With a top speed of 93 mph (the same as a 1981 Austin Metro) the base 60 kwh model is no hot rod, but a 261-mile range is reasonable. If you need more pep, a higher range version bumps power to 215 bhp, lops nearly a second off the 0-60 dash, and boosts range to an impressive 385 miles.
Range aside though, none of that really matters. What potential Scenic buyers will care most about is if the SUV successor has retained the unrivalled practically of the MPV original. Happily, the new car seems to blend crossover looks with people-carrier roominess in the cabin.
The Scenic has clearly been designed with families in mind. For a relatively small vehicle, a 545-litre load capacity (rising to 1670 litres with the seats folded) is no joke.
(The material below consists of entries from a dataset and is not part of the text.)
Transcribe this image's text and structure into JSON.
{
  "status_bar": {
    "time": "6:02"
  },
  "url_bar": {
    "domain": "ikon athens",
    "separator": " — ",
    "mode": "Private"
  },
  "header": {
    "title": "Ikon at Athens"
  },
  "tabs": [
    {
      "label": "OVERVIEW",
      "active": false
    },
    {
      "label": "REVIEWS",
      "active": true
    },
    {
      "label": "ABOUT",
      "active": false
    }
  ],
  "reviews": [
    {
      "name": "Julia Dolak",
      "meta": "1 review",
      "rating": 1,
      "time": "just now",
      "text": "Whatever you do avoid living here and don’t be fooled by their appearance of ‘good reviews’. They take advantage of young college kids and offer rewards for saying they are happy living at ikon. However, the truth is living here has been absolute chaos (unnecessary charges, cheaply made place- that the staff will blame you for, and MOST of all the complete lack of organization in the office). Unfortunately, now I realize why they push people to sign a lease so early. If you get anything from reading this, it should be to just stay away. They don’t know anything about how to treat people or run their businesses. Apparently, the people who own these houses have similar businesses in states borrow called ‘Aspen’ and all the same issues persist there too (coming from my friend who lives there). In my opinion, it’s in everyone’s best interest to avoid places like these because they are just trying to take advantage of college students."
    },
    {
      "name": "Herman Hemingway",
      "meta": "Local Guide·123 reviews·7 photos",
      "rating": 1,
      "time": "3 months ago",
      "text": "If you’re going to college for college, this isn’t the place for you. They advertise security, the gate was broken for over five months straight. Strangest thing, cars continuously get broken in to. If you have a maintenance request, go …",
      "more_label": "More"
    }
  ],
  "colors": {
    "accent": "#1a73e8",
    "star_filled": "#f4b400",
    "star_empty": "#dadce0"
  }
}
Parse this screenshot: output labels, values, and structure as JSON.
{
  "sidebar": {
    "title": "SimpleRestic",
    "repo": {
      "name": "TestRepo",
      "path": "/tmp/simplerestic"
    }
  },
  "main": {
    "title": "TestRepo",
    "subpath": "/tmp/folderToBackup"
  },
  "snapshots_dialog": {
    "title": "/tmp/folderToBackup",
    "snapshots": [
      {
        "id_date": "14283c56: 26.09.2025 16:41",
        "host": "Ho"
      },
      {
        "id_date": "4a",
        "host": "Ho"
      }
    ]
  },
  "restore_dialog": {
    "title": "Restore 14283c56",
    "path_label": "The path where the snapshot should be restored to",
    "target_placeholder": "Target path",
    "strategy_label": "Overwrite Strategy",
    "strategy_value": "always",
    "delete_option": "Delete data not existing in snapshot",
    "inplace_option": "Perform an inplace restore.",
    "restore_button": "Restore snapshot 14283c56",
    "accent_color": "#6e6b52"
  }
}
There’s plenty of smart storage solutions too, such as swiveling arm rest mounts for phones and tablets, plus cleverly placed storage cubbies to stop toys and bits of day-to-day debris from rolling around the interior.
We’ve yet to drive the new Scenic so we can’t report on how it handles a B-road, but, as pictured, it does have Michelin tyres to help in that area. Wearing Michelin’s E Primacy rubber guarantees great grip and steering feel, with the added benefit of low-rolling resistance to maximize EV range.
The latest Scenic is scheduled to land in the UK circa spring 2024, with best estimates suggesting an entry point of around £40,000. This would put the Renault up against the likes of Skoda’s Enyaq IV and Tesla’s Model Y. Stiff competition indeed.
Was Renault right to ditch the MPV Scenic, or is the new model just another crossover in an already saturated market? Let us know what you think.
Hero image credit: Renault